For LGBT couples, we also don’t know exactly how the Supreme Court’s June ruling will play out over the next several years. Will it be adequately enforced by state and local governments? Will some face obstacles — be they legal or familial — in tying the knot? Will others find difficulties once they are legally married?
There are other considerations, too, primarily our growing understanding of how family and household units and relationships actually work in reality. As a society, we’ve placed legal marriage on a pedestal. But it’s certainly not the end-all, be-all of human relationships. We know that single parents often live with and co-parent with siblings, cousins, their parents or close, longtime family friends. They, too, should have the opportunity to see that their long-established household is adequately protected in healthcare coverage, family leave and other benefits.
Even those who have no children, but have opted to establish a household with longtime, close friends inevitably find their lives intertwined legally and financially. They, too, should have access to an empowering system of benefits that encourages health and stability.
Family and household structures differ dramatically across nations and cultures, across lines of racial, ethnic, sexual and gender diversity and across socioeconomic classes. Marriage, while often a laudable social institution, isn’t always the best or only choice for couples, families or friends. Employers should acknowledge, recognize and protect the diversity of their employees, their lives and experiences. By doing so, employers would essentially ensure their employees, their families, their children, our neighborhoods and our communities are stronger, more vibrant, more healthy and more active in creating the kinds of societies that flourish when individuals, families and others are empowered to achieve their fullest and best potential.

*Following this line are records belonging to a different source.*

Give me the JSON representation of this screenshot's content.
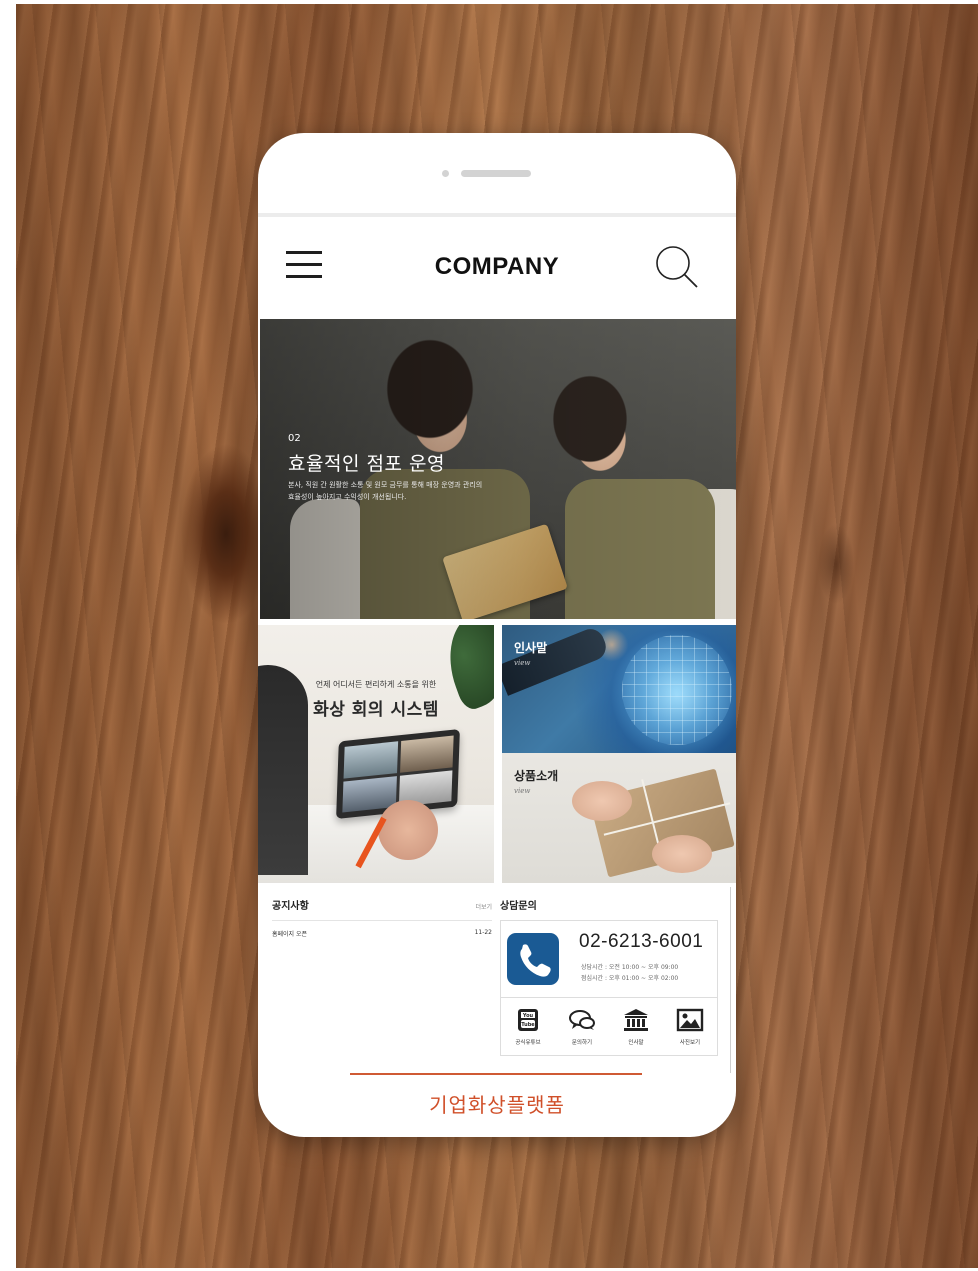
{
  "header": {
    "logo": "COMPANY"
  },
  "hero": {
    "number": "02",
    "title": "효율적인 점포 운영",
    "description": "본사, 직원 간 원활한 소통 및 원모 금무를 통해 매장 운영과 관리의 효율성이 높아지고 수익성이 개선됩니다."
  },
  "tiles": {
    "video": {
      "subtitle": "언제 어디서든 편리하게 소통을 위한",
      "title": "화상 회의 시스템"
    },
    "greeting": {
      "label": "인사말",
      "view": "view"
    },
    "product": {
      "label": "상품소개",
      "view": "view"
    }
  },
  "notice": {
    "title": "공지사항",
    "more": "더보기",
    "items": [
      {
        "title": "홈페이지 오픈",
        "date": "11-22"
      }
    ]
  },
  "consult": {
    "title": "상담문의",
    "phone": "02-6213-6001",
    "hours": [
      "상담시간 : 오전 10:00 ~ 오후 09:00",
      "점심시간 : 오후 01:00 ~ 오후 02:00"
    ],
    "links": [
      {
        "label": "공식유튜브",
        "icon": "youtube-icon"
      },
      {
        "label": "문의하기",
        "icon": "chat-icon"
      },
      {
        "label": "인사말",
        "icon": "bank-icon"
      },
      {
        "label": "사진보기",
        "icon": "picture-icon"
      }
    ]
  },
  "footer": {
    "text": "기업화상플랫폼",
    "accent_color": "#d0502a"
  }
}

Some who steadfastly support so-called traditional marriage might balk at my suggestion here. They’ll likely say it undervalues, undercuts or de-emphasizes marriage. But I don’t believe — and I certainly don’t think the reality of our lived experiences reflect — that marriage and only marriage is solely responsible for contributing to longtime stability in families, neighborhoods and communities. Maybe once it did, when women were property and the power in marriage rested solely with men. But not anymore. A look at the divorce rate is just one sign among many of an institution not adequately or inclusively built for all people or all families’ needs.
Others will think my suggestion will carry a high price tag, but we shouldn’t allow financial costs to stand in the way of creating more empowered and healthy — and therefore more productive and happy — people, neighborhoods and communities. In reality, previous expansions of benefits have cost very little. That’s despite claims of skyrocketing healthcare costs from those once opposed to same-gender benefits. In Charlotte, only 17 people had signed up for domestic partner benefits.
If we truly care about creating a safe, healthy city for all our people, the city and county should lead by example. They should do what they can — something as small as an expansion in domestic partner benefits — to further stem the tide of poverty in a metro area ranked at the bottom for economic mobility.
When we recognize, protect and cherish the full diversity of all people and their families and households — including the extension of legal, financial, healthcare and other protections — the result can only be positive.